--- Exercise directions ---
Extract each line from the entries below that has the string "value" in it.

--- Source records ---
= = = = =
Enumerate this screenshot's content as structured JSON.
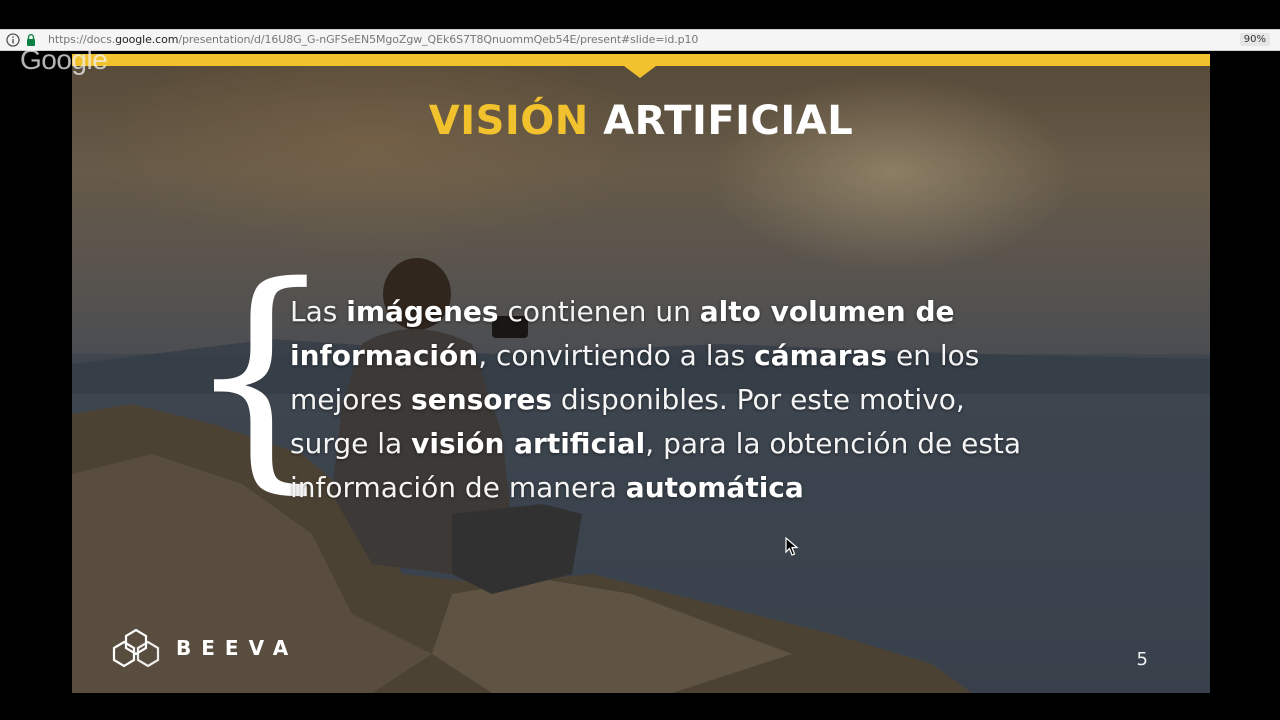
{
  "browser": {
    "url_prefix": "https://docs.",
    "url_host": "google.com",
    "url_rest": "/presentation/d/16U8G_G-nGFSeEN5MgoZgw_QEk6S7T8QnuommQeb54E/present#slide=id.p10",
    "zoom": "90%"
  },
  "watermark": {
    "logo": "Google"
  },
  "slide": {
    "title_accent": "VISIÓN",
    "title_rest": "ARTIFICIAL",
    "brace": "{",
    "body": {
      "t1": "Las ",
      "b1": "imágenes",
      "t2": " contienen un ",
      "b2": "alto volumen de información",
      "t3": ", convirtiendo a las ",
      "b3": "cámaras",
      "t4": " en los mejores ",
      "b4": "sensores",
      "t5": " disponibles. Por este motivo, surge la ",
      "b5": "visión artificial",
      "t6": ", para la obtención de esta información de manera ",
      "b6": "automática"
    },
    "brand": "BEEVA",
    "page_number": "5"
  },
  "colors": {
    "accent": "#f2c22e",
    "text": "#ffffff"
  },
  "icons": [
    "info-icon",
    "lock-icon",
    "beeva-hexagon-logo",
    "mouse-cursor-icon"
  ]
}
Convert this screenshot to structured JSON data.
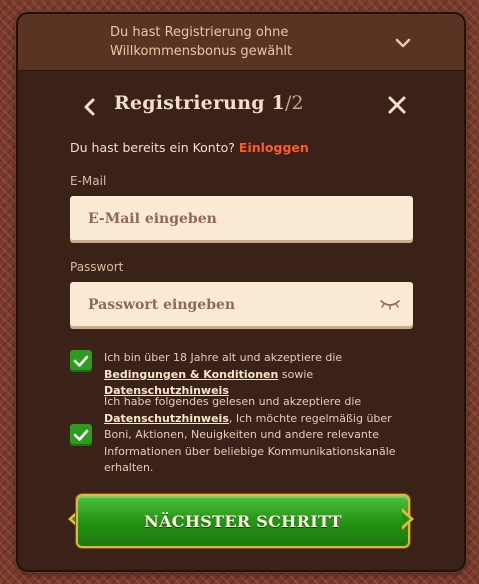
{
  "bonus_bar": {
    "text_line1": "Du hast Registrierung ohne",
    "text_line2": "Willkommensbonus gewählt",
    "chevron_icon": "chevron-down-icon"
  },
  "header": {
    "title": "Registrierung",
    "step": "1",
    "step_total": "/2",
    "back_icon": "chevron-left-icon",
    "close_icon": "close-icon"
  },
  "login": {
    "prompt": "Du hast bereits ein Konto?",
    "link": "Einloggen"
  },
  "email": {
    "label": "E-Mail",
    "placeholder": "E-Mail eingeben",
    "value": ""
  },
  "password": {
    "label": "Passwort",
    "placeholder": "Passwort eingeben",
    "value": "",
    "toggle_icon": "eye-closed-icon"
  },
  "consent_terms": {
    "checked": true,
    "text_before": "Ich bin über 18 Jahre alt und akzeptiere die",
    "link1": "Bedingungen & Konditionen",
    "text_middle": "sowie",
    "link2": "Datenschutzhinweis"
  },
  "consent_marketing": {
    "checked": true,
    "text_before": "Ich habe folgendes gelesen und akzeptiere die",
    "link": "Datenschutzhinweis",
    "text_after": ", Ich möchte regelmäßig über Boni, Aktionen, Neuigkeiten und andere relevante Informationen über beliebige Kommunikationskanäle erhalten."
  },
  "next_button": {
    "label": "NÄCHSTER SCHRITT"
  },
  "colors": {
    "accent_link": "#ff5a2a",
    "button_green": "#239013",
    "button_border": "#e4b340",
    "panel_bg": "#3a2218",
    "input_bg": "#fbead3"
  }
}
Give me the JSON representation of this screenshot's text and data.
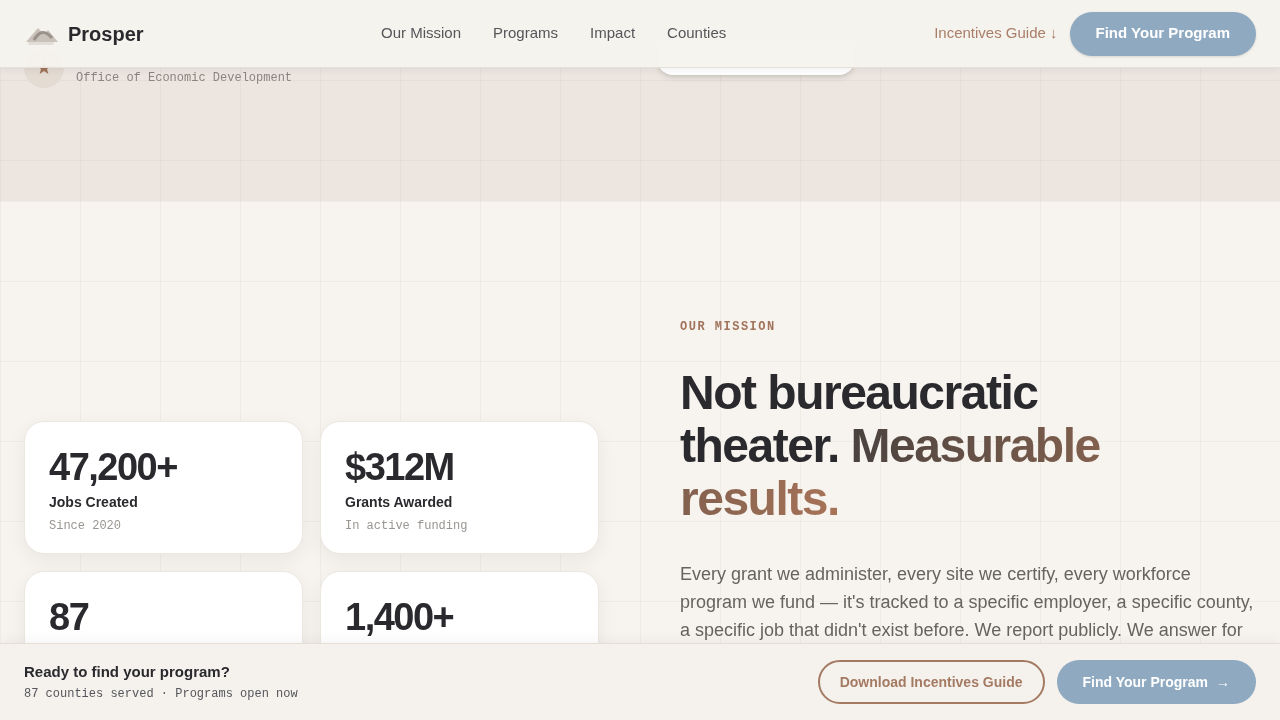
{
  "header": {
    "brand": "Prosper",
    "nav": [
      {
        "label": "Our Mission"
      },
      {
        "label": "Programs"
      },
      {
        "label": "Impact"
      },
      {
        "label": "Counties"
      }
    ],
    "guide_link": "Incentives Guide ↓",
    "cta": "Find Your Program"
  },
  "agency": "Office of Economic Development",
  "stats": [
    {
      "value": "47,200+",
      "label": "Jobs Created",
      "note": "Since 2020"
    },
    {
      "value": "$312M",
      "label": "Grants Awarded",
      "note": "In active funding"
    },
    {
      "value": "87"
    },
    {
      "value": "1,400+"
    }
  ],
  "mission": {
    "eyebrow": "OUR MISSION",
    "headline": "Not bureaucratic theater.",
    "accent": "Measurable results.",
    "body": "Every grant we administer, every site we certify, every workforce program we fund — it's tracked to a specific employer, a specific county, a specific job that didn't exist before. We report publicly. We answer for"
  },
  "footer_bar": {
    "title": "Ready to find your program?",
    "subtitle": "87 counties served · Programs open now",
    "secondary": "Download Incentives Guide",
    "primary": "Find Your Program",
    "primary_arrow": "→"
  }
}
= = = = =
--- Answer for the task ---
    "value": ""
    "value": "",
      "value": "47,200+",
      "value": "$312M",
      "value": "87"
      "value": "1,400+"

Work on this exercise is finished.